Installation view of David Zwirner’s booth at Art021, 2018. Courtesy of David Zwirner.
At Pace, which was participating in Art021 for the first time (they’ve done West Bund since 2015), a suite of three
“It’s our first year doing the fair alongside West Bund, and we brought more work by Chinese artists here because there’s a different sort of purpose here,” said Youngjoo Lee, the director of the mega-gallery’s outpost in Seoul. “At West Bund it’s more international, and here, it’s more local Shanghai clients.”
Galleria Continua is attuned to the buying habits of the Chinese markets, having opened a gallery in Beijing in 2005 (they also have outposts in Havana, Cuba, San Gimignano, Italy, and Les Moulins, France). Federica Beltrame, a director at Galleria Continua’s space in the Chinese capital, said that they had a lot of requests from local clients for work by
“I feel that Shanghai has a special energy,” she said. “Beijing fairs are a million years behind. Here, everything is just vibrating.”
Contributing to that energy this year is a new sector at Art021, Detour, where Cesar Garcia, who is the director of The Mistake Room in Los Angeles, hand-picked five galleries, in addition to his own, that each paid a discounted booth price. A slowing Chinese economy and volatile capital markets in the country have also, perhaps counterintuitively, buoyed the art trade, said Sophia Wang, assistant to the director at Beijing’s Pifo Gallery who came to the gallery this year from Christie’s.
“People here are seeing art more as an investment,” she said, adding that this tendency increases in periods of volatility such as the one caused by the current trade war between Donald Trump and Xi Jinping. Wang said that even with the Office of the United States Trade Representative having announced that Chinese-made art and antiquities would not be included on the list of goods included in the tariffs, the conflict still poses issues.

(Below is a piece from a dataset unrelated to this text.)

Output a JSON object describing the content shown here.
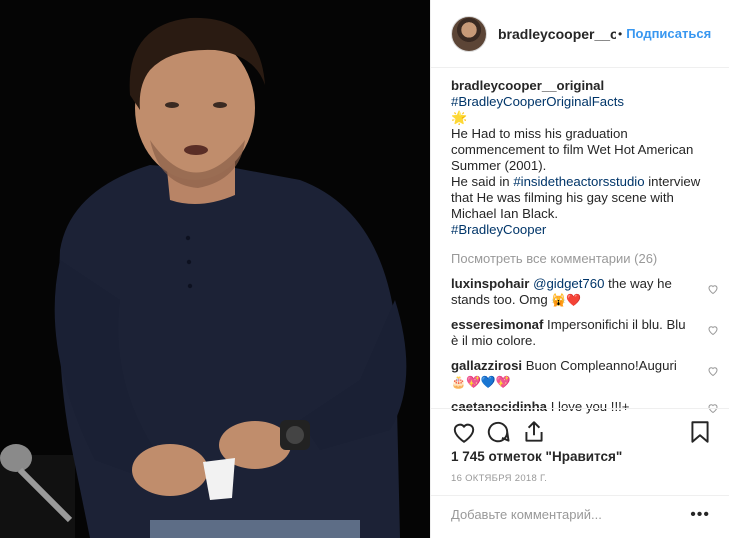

“It’s building a wall, a barrier,” Wang said of the back-and-forth taxation between the two countries. “It’s not just about the taxes, it affects so many things.”
Trade war or not, Art021 continues to serve as a prime opportunity for American galleries to test the market waters in mainland China without the significant investment and business challenges that hiring staff or opening a physical space here can generate. Gavin Brown’s Enterprise did the fair for the first time this year and sold work by Kasmin’s first time at Art021. The New York gallery sold
Kasmin had a bit of fun with the presentation, as two security guards stood by the painting protecting the canvas as if it were truly the Leonardo and not a cute puppy-fied homage. And while it didn’t command a price tag nearing half a billion, it did sell for a very respectable $350,000.
“We’re only three hours into the fair and the activity has been overwhelming,” said director Eric Gleason. As if on cue, a woman approached him, pointed and yelled “Sit down!”—she wanted to get an unobstructed picture of the six-foot-tall
“We’re thrilled to be here,” Gleason said. His only regret about Art021: “I wished we had came earlier.”
Nate Freeman is Artsy’s Senior Reporter.